Noise-suppressed calorimeter clusters in a high-jet multiplicity collision event, as seen by the ATLAS detector. (Credit: the ATLAS collaboration.)

Portable Parallelization Strategies for High-Performance Computing Systems

High-energy physics (HEP) experiments have developed millions of lines of code over decades that are optimized to run on traditional x86 CPU systems. The CCE Portable Parallelization Strategies (PPS) team will help define strategies to prioritize codes to parallelize and determine how to parallelize these codes in a portable fashion so that the same code base can run on multiple architectures with few or no changes.

A neutrino-interaction event in the protoDUNE single-phase LArTPC, as reconstructed by Wirecell.

Fine-Grained I/O and Storage on HPC Platforms, including Data Models and Structures

HEP experiments rely on file-based input/output (I/O) and storage to process hundreds of petabytes of data every year.
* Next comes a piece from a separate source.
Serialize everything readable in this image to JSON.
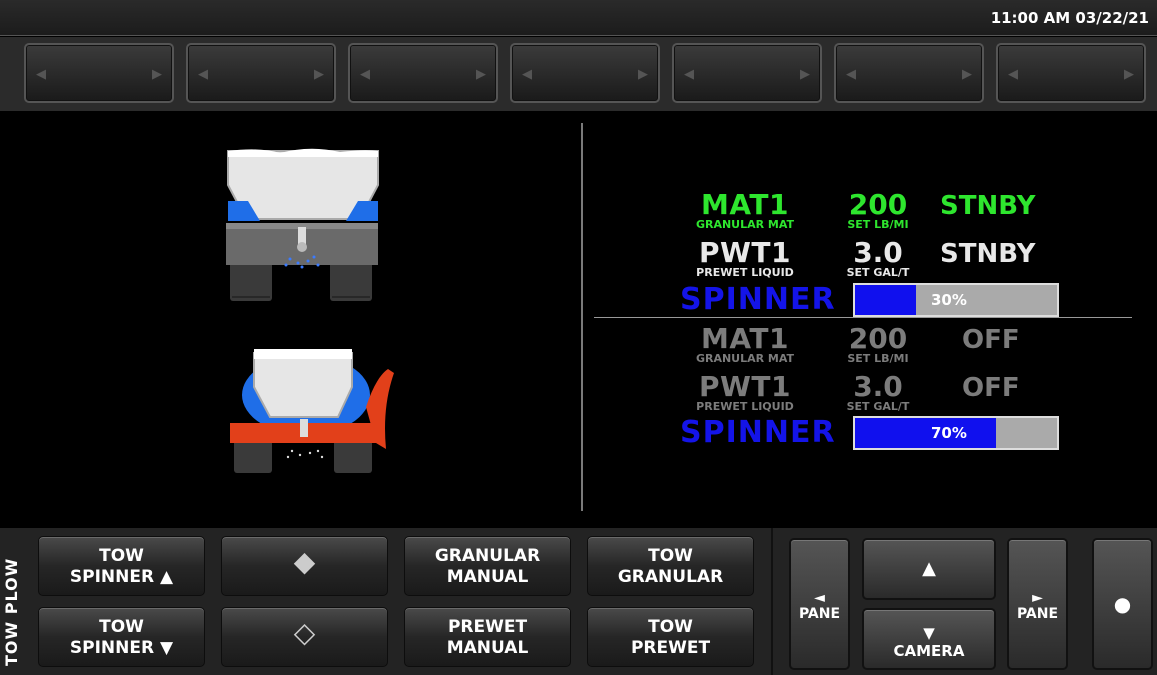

The CCE Fine-Grained I/O and Storage (IOS) team will help optimize I/O performance at scale on U.S. Department of Energy high-performance computing systems by proposing fine-grained parallel I/O and storage solutions. In collaboration with PPS, this team will design data models that map efficiently to memory constructs.

Projected data volumes at the HL-LHC under various scenarios. (credit: the ATLAS collaboration)

Event Generators on High-Performance Computing Systems

Monte Carlo simulation of particle collisions (event generation) will consume a significant fraction of computational resources at CERN’s High-Luminosity Large Hadron Collider. The CCE Event Generators (EG) team will develop, from scratch, a parallel matrix-element generator that runs on new and traditional architecture. This team will coordinate with the HEP Software Foundation EG group and efforts worldwide. In collaboration with PPS, it will explore multiple portable parallelization strategies for that.

A collision event as simulated by the SHERPA event generator (credit: Ben Nachman, LBNL)

Complex Workflows on High-Performance Computing Systems

High-performance computing (HPC) systems and their software stacks are not optimized for complex, dynamic workflows such as cosmology data pipelines and particle physics uncertainty quantification studies. Conversely HEP distributed workflow management systems are not optimized for execution on a single HPC system. The CCE Complex Workflows (CW) team will identify requirements for production and user-focused workflows, components, and execution environments. It will then develop HPC, container, and data scheduling models for improving performance in combination with node-level parallelization.